Carbon OffsettingThere are many different government plans from around the world that might cut carbon. But there are also plans for individuals to help compensate for the carbon they’ve pumped into the atmosphere which is where carbon offsetting comes in.

It started to become popular a few years ago, when people had trees planted to compensate for their emissions. That was a good idea, as an attempt to become carbon neutral – but there’s a significant flaw in the theory.

People can offset their emissions, but they’re doing nothing to cut those emissions – it’s as if planting some tress is all they need to do, rather than actually change their lifestyles.

Types of Carbon Offsetting

Tree planting was the main form of carbon offsetting, whether for reforesting areas or planting new forest areas. They capture carbon – which is the aim, after all – but they also provide shade and habitats for animals. It can also be a relatively cheap way of making yourself carbon neutral, at least in theory. If you arrange to have trees planted in a developing country, you can have 900 planted for around £45. That’s more than enough to offset the annual carbon emissions of a UK resident.

Although CO2 gets a bad press for its contribution to climate change, methane is another major culprit, with a potential for global warming that’s 23 times greater than carbon dioxide. So there are offset schemes that contain methane produced in landfills, industrial waste, or from farm animals (cows are big offenders). There are processes by which methane can be converted to electricity or heat.

There are several other schemes in place, like one that places treadle pumps on farms in Third World countries, which they can use in place of diesel pumps, although it seems to have only enjoyed limited success. But this is just one of many schemes that bring clean technology to developing countries.

There are more official, government-backed schemes that tie into bigger, international ones, which are quite complex.

Using Carbon Offsetting

You can remove the guilt of that plane trip to Florida with carbon offsetting. But there have been instances of fraud in the past, and if it’s something you’re exploring, then you need to be sure the company you deal with (and this is a definite growth industry) has independent certification, at the very least to be sure the offsets are properly measured.

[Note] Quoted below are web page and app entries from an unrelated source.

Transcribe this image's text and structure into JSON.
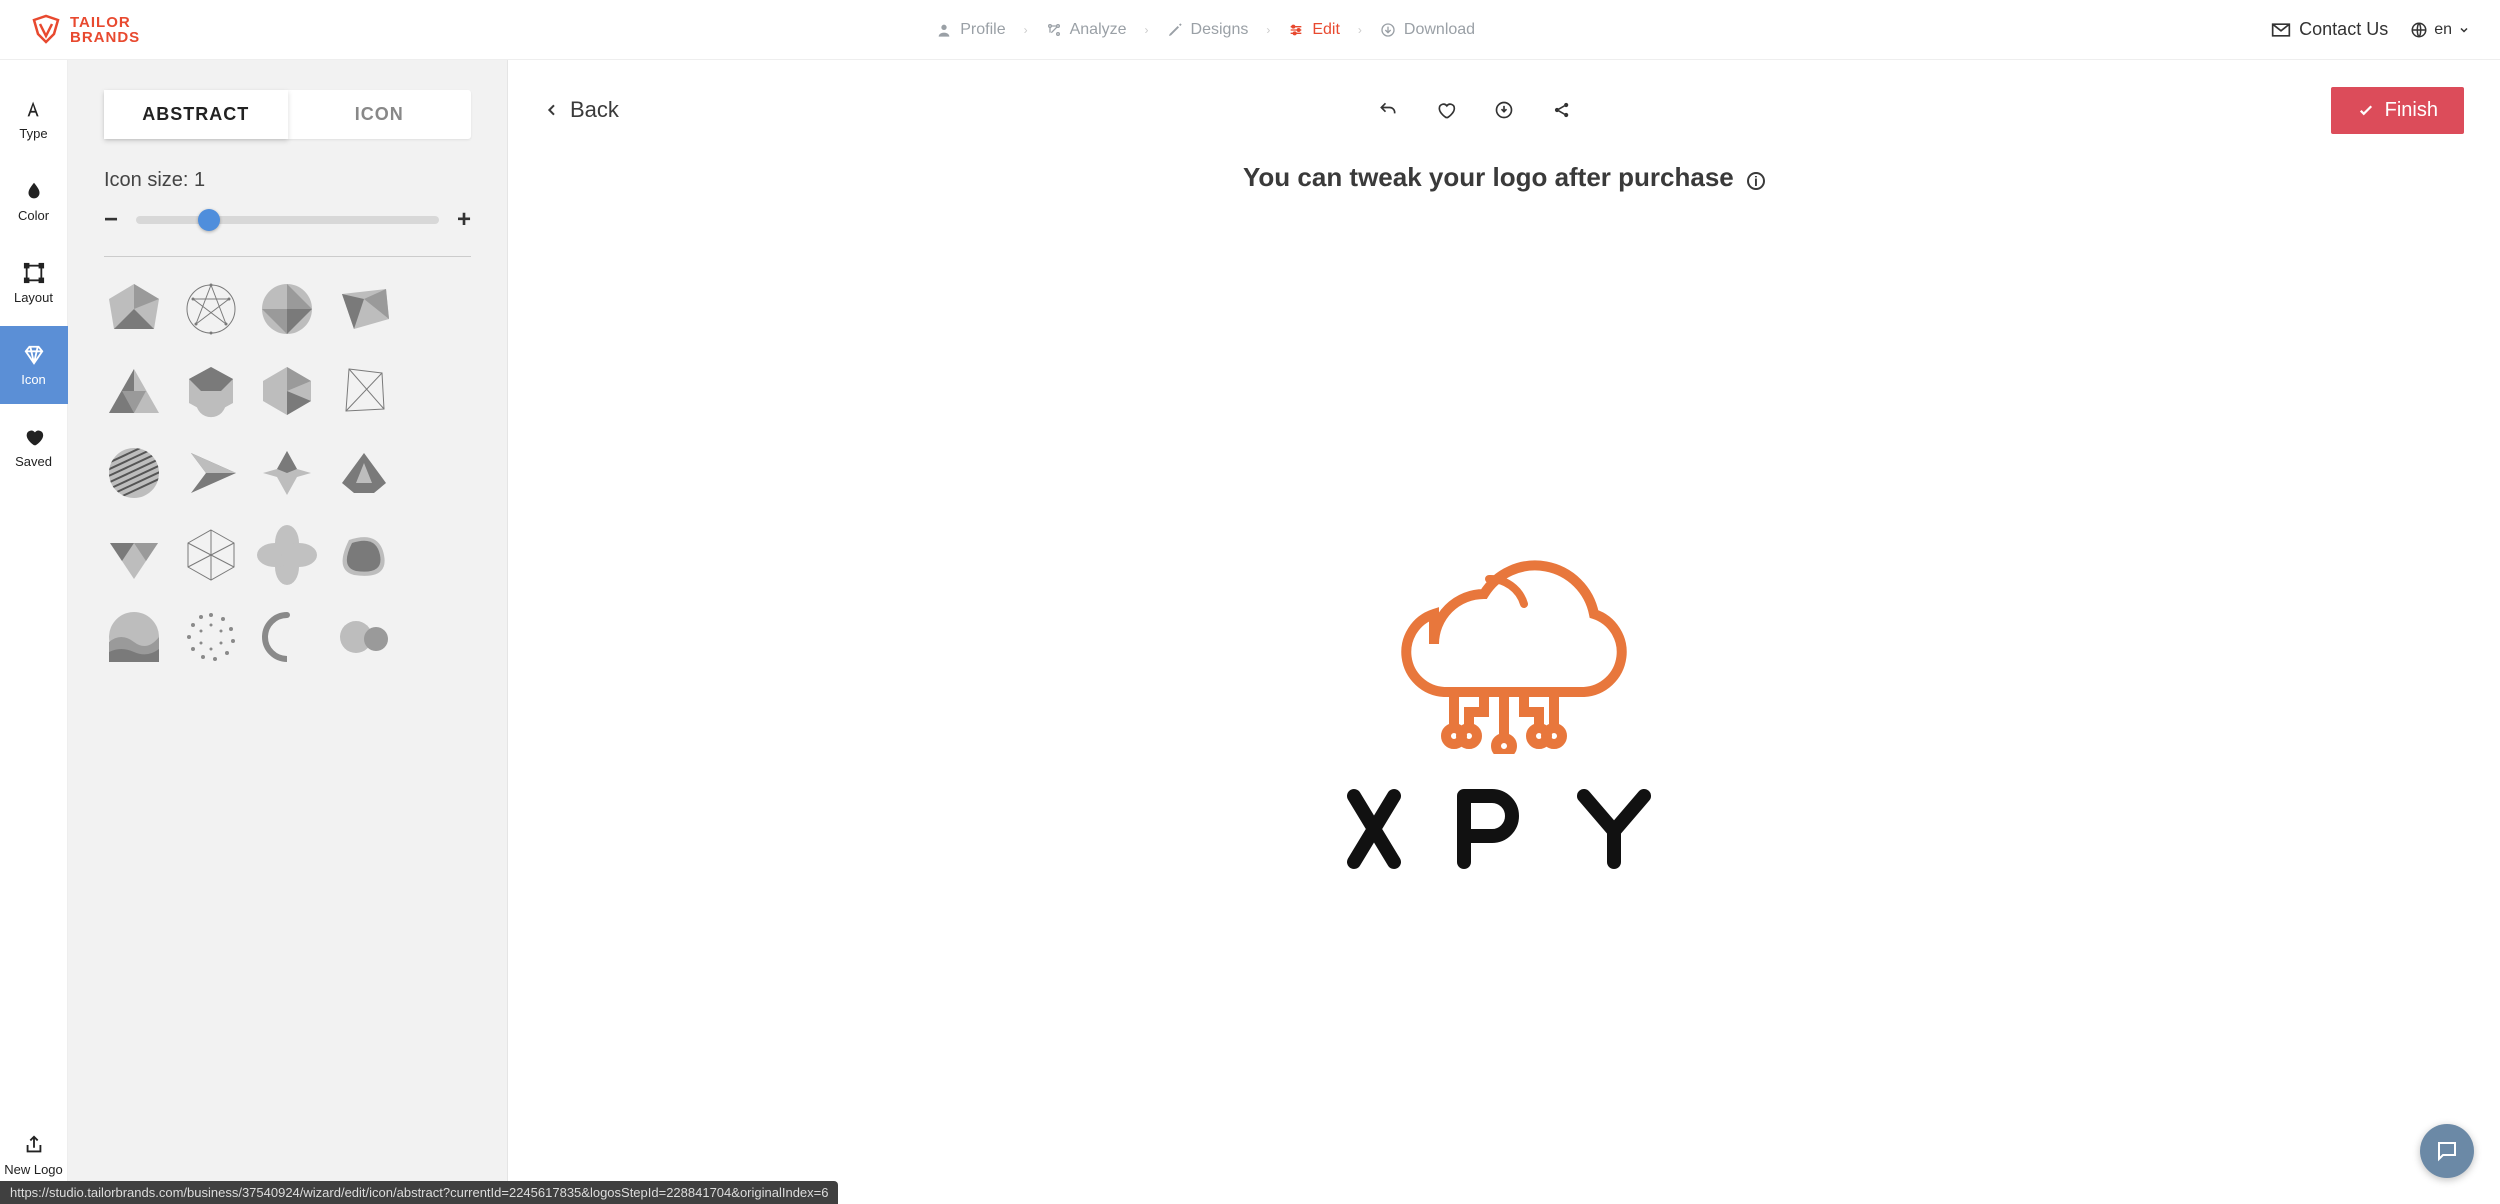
{
  "brand": {
    "line1": "TAILOR",
    "line2": "BRANDS",
    "color": "#e8492f"
  },
  "breadcrumbs": [
    {
      "label": "Profile",
      "icon": "user"
    },
    {
      "label": "Analyze",
      "icon": "analyze"
    },
    {
      "label": "Designs",
      "icon": "pencil"
    },
    {
      "label": "Edit",
      "icon": "sliders",
      "active": true
    },
    {
      "label": "Download",
      "icon": "download"
    }
  ],
  "header": {
    "contact_label": "Contact Us",
    "lang_label": "en"
  },
  "rail": {
    "items": [
      {
        "label": "Type",
        "icon": "type"
      },
      {
        "label": "Color",
        "icon": "drop"
      },
      {
        "label": "Layout",
        "icon": "layout"
      },
      {
        "label": "Icon",
        "icon": "diamond",
        "active": true
      },
      {
        "label": "Saved",
        "icon": "heart"
      }
    ],
    "bottom": {
      "label": "New Logo",
      "icon": "export"
    }
  },
  "panel": {
    "tabs": [
      {
        "label": "ABSTRACT",
        "active": true
      },
      {
        "label": "ICON"
      }
    ],
    "size_label_prefix": "Icon size: ",
    "size_value": "1",
    "slider_percent": 24
  },
  "canvas": {
    "back_label": "Back",
    "message": "You can tweak your logo after purchase",
    "finish_label": "Finish",
    "logo_text": "XPY",
    "logo_color": "#e8773c"
  },
  "status_url": "https://studio.tailorbrands.com/business/37540924/wizard/edit/icon/abstract?currentId=2245617835&logosStepId=228841704&originalIndex=6"
}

The Problem With Carbon Offsetting

Although carbon offsetting can help work towards carbon neutrality by offsetting the carbon used in, say, a plane journey, that carbon dioxide has been pushed into the atmosphere in the first place when it’s quite possible that the journey wasn’t necessary in the first place.

In other words, carbon offsetting doesn’t encourage conservation, and cutting back is the real solution, although it might not allow people to live exactly the same lifestyles as before. There’s no doubt that carbon offsetting is a good thing, however. It can reduce carbon emissions in areas around an offsetting project. Other schemes bringing clean technology to developing countries, which helps the spread of low-carbon technology.

So long as we don’t think of carbon offsetting as the solution to our problems, and use it sensibly, it’s very worthwhile.